Serving Clovis, Portales and the Surrounding Communities

Render: Getting shafted nothing personal, but not correct

The other day a friend of mine who served as an infantry platoon leader with the 1st Air Cavalry in Vietnam asked me what I thought about the president sending military personnel into West Africa where the Ebola virus is rampant.

After a short pause and without waiting for my reply he blurted, “If I was on active duty now, I wouldn’t go. I’d go AWOL before I went.”

I told him, “No you wouldn’t. You’d pack your trash and get on the airplane just like you did for ’Nam. And you’d go just because it was your duty.”

“OK,” he conceded. “I’d go, but that don’t make it right.”

It may not be right, but those designated to go will go. That’s the main reason why the U.S. military is one of the few remaining institutions the public trusts.

We are told by leadership that the troops being sent to Africa, and into harm’s way, will receive all the necessary equipment and be given all the necessary training to protect them from the deadly virus.

A question that keeps nagging at me is that if nurses and doctors with years of training rather than hours of training can come down with the disease, how can we expect our service members to be completely safe?

We are also told our soldiers and marines will not be put in a position that will cause them to interact with anyone who has Ebola. However, during 20 years of active service, I have never been deployed to an area where an injured child did not receive immediate attention and comfort from an enlisted serviceman regardless of that child’s physical appearance.

One of the things service members sent into West Africa will not be receiving when they get into the Ebola zone is combat pay or hostile fire pay. Since there will be no hostile fire taking place, the U.S. Congress will almost certainly not authorize combat pay. The duty will indeed be hazardous and the troops will complain about not getting their combat pay.

(Complain is the wrong verb, but this is a family newspaper.)

Company gunnery sergeants and company 1st sergeants will patiently explain to them that there is nothing personal in this. They aren’t shafting you, they’re shafting everybody.
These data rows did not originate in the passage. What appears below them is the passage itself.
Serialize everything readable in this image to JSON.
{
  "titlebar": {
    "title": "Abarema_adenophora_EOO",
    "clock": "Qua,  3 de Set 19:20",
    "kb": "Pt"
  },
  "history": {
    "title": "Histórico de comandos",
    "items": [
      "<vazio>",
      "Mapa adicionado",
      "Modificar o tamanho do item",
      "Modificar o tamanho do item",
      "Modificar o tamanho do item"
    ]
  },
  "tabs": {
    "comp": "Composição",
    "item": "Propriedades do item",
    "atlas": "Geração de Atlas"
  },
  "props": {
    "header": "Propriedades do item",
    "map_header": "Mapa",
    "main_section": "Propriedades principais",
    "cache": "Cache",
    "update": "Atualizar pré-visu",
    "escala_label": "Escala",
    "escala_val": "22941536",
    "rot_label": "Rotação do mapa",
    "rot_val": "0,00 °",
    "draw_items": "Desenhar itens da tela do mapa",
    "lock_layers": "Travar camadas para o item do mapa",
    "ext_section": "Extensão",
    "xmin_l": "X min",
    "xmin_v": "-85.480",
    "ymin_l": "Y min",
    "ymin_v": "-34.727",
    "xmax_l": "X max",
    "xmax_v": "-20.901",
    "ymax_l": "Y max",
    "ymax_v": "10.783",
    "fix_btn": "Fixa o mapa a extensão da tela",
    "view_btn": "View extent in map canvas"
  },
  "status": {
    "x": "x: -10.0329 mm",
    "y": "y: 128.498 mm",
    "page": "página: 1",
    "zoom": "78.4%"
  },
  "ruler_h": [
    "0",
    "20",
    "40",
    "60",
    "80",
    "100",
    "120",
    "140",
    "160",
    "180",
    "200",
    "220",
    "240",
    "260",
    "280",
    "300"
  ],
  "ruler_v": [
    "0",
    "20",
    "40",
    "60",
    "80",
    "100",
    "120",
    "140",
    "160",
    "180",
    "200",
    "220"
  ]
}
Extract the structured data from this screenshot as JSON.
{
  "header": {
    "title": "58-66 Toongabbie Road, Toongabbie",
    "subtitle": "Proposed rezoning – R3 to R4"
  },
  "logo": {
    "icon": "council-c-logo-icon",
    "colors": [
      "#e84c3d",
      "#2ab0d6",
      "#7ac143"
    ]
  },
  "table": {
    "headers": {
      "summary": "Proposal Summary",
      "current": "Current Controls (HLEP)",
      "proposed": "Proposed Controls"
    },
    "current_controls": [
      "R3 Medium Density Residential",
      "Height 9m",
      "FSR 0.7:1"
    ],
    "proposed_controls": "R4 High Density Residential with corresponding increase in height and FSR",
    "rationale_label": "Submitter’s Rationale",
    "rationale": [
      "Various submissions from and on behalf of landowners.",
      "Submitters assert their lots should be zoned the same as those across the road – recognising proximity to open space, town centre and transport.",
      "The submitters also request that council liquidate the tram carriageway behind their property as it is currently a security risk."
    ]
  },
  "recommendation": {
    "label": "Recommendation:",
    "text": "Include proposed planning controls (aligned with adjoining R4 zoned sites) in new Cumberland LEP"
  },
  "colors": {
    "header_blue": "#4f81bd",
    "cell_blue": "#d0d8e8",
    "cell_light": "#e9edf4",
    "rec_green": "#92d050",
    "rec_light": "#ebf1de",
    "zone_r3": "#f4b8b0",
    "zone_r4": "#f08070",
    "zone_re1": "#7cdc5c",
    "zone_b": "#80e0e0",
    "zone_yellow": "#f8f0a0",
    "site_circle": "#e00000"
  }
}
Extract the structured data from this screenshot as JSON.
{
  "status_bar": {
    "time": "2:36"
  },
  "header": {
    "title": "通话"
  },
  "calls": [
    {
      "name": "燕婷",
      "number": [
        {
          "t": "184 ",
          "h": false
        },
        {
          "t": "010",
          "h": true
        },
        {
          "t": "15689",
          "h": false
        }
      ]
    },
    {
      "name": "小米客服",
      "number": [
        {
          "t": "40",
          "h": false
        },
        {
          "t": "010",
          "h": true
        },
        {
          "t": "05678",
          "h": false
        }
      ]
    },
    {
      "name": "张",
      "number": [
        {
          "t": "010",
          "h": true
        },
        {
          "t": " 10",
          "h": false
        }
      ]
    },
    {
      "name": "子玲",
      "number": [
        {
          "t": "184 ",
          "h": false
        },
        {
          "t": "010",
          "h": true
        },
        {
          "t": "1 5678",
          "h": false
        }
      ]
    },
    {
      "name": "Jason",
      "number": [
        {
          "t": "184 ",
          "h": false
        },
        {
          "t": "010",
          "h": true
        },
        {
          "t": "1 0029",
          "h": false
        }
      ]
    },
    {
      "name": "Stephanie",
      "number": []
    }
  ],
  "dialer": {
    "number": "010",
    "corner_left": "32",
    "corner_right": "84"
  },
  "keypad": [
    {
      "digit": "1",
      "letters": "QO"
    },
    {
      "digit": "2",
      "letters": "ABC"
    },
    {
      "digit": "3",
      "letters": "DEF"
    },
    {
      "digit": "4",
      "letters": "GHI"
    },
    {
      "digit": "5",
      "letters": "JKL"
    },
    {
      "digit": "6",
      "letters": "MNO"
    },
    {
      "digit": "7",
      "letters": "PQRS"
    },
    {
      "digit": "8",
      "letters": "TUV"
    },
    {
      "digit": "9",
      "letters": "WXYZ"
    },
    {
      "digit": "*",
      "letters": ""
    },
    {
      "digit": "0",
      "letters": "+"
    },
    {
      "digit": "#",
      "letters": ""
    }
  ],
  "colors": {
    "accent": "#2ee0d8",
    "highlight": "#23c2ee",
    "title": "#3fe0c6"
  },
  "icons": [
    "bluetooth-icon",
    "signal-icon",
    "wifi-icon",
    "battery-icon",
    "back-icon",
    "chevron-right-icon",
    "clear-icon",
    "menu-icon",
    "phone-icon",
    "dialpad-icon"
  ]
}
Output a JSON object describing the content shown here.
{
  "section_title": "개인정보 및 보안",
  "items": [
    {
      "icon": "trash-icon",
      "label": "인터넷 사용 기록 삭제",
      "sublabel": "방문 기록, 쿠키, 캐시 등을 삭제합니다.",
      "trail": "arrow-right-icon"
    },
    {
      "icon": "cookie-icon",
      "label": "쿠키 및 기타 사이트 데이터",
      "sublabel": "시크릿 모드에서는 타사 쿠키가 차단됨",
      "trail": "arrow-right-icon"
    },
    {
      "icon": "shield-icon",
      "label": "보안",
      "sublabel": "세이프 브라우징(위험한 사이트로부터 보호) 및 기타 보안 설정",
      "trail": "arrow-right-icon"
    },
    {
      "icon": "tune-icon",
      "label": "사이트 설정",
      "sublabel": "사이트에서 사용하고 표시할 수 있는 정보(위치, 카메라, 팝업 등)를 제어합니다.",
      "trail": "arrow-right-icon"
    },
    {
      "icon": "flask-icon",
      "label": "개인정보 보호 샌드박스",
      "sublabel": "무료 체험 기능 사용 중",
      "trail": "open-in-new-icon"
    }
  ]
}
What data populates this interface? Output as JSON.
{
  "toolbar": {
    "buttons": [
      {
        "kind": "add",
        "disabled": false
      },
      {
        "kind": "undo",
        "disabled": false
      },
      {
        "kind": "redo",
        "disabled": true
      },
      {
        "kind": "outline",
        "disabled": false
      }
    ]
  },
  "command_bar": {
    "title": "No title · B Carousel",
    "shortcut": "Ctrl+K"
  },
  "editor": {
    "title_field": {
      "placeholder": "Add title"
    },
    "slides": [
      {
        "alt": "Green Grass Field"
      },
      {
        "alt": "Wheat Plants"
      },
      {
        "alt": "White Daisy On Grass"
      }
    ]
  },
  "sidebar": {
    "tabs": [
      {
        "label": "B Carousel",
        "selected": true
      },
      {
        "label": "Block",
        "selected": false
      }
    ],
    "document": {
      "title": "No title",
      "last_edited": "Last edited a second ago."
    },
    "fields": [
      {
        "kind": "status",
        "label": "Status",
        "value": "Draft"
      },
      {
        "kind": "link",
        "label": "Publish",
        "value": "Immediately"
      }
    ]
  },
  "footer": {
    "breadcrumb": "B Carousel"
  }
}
Nobody is going to get combat pay.

“And that don’t make it right either.”

Rube Render is the Curry County Republican chairman. Contact him at:

[email protected]